● Problem to work on: Look through the entries below. Report each line that has the word "Number" in it.

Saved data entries
********

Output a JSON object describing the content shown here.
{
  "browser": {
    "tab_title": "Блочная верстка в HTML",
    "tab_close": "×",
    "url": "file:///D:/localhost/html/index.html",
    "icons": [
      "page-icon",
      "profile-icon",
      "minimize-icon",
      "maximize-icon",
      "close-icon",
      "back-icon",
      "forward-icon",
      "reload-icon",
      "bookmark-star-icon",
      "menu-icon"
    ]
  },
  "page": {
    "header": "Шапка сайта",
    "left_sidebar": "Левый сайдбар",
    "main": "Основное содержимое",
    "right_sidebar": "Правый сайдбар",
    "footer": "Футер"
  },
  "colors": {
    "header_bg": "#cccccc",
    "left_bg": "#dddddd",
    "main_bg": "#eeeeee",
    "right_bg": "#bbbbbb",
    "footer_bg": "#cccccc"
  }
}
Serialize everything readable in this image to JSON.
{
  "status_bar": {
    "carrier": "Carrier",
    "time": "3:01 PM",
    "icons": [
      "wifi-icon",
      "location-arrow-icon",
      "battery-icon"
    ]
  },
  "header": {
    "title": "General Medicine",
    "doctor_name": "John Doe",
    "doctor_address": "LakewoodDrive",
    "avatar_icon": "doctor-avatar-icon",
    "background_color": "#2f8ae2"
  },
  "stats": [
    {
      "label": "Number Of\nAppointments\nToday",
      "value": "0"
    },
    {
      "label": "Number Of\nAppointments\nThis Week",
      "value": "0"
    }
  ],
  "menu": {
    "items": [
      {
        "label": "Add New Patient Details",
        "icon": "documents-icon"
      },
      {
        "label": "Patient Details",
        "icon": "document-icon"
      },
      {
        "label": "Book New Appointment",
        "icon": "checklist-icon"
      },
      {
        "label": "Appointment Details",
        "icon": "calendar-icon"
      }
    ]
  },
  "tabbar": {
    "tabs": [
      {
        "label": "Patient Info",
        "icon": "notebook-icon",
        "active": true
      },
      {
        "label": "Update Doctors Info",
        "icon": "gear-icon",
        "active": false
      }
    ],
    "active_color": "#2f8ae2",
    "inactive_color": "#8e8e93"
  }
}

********

● Result of the exercise:
      "label": "Number Of\nAppointments\nToday",
      "label": "Number Of\nAppointments\nThis Week",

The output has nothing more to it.